By Nomalanga Moyo
SW Radio Africa
21 January 2014
Civil service unions have accepted the government’s offer of a $79 salary increment, which will see the lowest-paid worker earning a monthly wage of $375.
The civil servants had wanted the lowest paid worker to earn $540, in line with the poverty datum line, and as promised by Mugabe during last year’s elections.
But this was rejected by the government which says it has no money. Union representatives told the press that their hopes were now pinned on the mid-term budget review to achieve a decent wage.
Progressive Teachers Union President, Takavafira Zhou, said teachers, whose salaries have been increased by $54, were not buying the claim that there is no money.
“Government just does not prioritise education or value the civil service. How can they say there is no money when the country has all these mineral resources?
“We have a self-centred government that priorities looting, nepotism and all the ‘isms’ you can think of at the expense of its workers,” Zhou told SW Radio Africa Tuesday.

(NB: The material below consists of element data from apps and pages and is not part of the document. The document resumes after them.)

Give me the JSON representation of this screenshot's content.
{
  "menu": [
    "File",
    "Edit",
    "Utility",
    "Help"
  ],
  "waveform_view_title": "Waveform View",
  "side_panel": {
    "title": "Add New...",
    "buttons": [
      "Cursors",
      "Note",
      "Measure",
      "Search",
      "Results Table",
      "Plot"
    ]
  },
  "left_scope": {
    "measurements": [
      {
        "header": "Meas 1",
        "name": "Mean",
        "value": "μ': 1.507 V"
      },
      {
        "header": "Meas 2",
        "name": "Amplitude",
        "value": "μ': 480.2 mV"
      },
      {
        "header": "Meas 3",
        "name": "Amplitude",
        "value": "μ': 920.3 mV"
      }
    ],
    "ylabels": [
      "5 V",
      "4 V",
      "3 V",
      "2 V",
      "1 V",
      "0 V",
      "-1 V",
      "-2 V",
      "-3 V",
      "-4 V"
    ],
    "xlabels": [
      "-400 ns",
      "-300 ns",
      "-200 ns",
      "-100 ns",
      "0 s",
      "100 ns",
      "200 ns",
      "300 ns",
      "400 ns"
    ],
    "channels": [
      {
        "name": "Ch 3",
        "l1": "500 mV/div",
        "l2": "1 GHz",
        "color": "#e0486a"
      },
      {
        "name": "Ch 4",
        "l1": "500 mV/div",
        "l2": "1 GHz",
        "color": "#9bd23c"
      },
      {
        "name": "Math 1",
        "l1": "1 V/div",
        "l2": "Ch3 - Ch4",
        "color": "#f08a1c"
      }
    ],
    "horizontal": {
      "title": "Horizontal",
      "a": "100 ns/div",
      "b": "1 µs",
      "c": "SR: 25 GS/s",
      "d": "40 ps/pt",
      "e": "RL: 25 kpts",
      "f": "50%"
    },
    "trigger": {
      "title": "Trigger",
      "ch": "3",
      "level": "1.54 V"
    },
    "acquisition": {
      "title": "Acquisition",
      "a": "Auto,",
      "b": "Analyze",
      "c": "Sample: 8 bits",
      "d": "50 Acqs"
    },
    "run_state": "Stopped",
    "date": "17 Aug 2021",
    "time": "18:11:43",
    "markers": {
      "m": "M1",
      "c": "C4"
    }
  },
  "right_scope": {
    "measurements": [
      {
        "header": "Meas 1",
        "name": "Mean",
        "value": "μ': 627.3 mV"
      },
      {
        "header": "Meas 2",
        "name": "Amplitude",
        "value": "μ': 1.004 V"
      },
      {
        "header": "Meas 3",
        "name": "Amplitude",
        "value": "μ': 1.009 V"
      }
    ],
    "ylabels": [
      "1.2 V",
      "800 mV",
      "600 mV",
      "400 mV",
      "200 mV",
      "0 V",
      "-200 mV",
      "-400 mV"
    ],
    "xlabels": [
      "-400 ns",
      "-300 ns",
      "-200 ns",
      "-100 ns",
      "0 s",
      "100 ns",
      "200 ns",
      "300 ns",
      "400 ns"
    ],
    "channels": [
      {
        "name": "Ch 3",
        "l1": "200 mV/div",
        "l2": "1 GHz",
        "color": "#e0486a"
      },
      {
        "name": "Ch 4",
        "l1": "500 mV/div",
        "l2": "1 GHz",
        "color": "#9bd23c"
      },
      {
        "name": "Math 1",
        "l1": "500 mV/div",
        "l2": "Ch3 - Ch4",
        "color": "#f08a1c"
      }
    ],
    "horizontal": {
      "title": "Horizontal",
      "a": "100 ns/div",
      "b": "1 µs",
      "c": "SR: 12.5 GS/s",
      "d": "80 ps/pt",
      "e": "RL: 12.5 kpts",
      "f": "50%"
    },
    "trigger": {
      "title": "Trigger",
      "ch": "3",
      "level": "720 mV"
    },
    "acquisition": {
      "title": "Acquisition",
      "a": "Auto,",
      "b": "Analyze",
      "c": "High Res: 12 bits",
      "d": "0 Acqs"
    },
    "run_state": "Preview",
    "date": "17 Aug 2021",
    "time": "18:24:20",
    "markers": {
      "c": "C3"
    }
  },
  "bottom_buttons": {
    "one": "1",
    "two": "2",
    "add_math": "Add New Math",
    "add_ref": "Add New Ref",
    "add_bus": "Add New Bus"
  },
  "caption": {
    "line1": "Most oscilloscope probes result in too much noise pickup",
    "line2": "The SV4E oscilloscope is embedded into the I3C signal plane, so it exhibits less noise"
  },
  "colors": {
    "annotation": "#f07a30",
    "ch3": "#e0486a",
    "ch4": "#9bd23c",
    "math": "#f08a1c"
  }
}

He said the $54 dollars government offer will see teachers, regardless of years in service, earning a salary of $500 to $530, which is still below the poverty threshold.
“The government has negotiated in bad faith. They took our position paper and tweaked it, and never exchanged theirs until we went into discussions.”
Zhou said they would now focus on negotiating with their employer over the promised non-monetary incentives, which include housing stands.
“Even with these incentives, there is no clarity or indication of how and when the government will begin to roll them out. All we were told was that the government will approach the local authorities, but no time frame has been set,” Zhou added.
The union leader slammed other civil service unions for lacking a unity of purpose during negotiations.
“The government was able to get away with this paltry offer because some union representatives were quick to accept the employer’s position without even consulting the membership,” Zhou told SW Radio Africa.
The head of the Teachers’ Union of Zimbabwe, Manuel Nyawo, told the Newsday newspaper that they were unhappy with the offer but compromised in order to reach an agreement with government.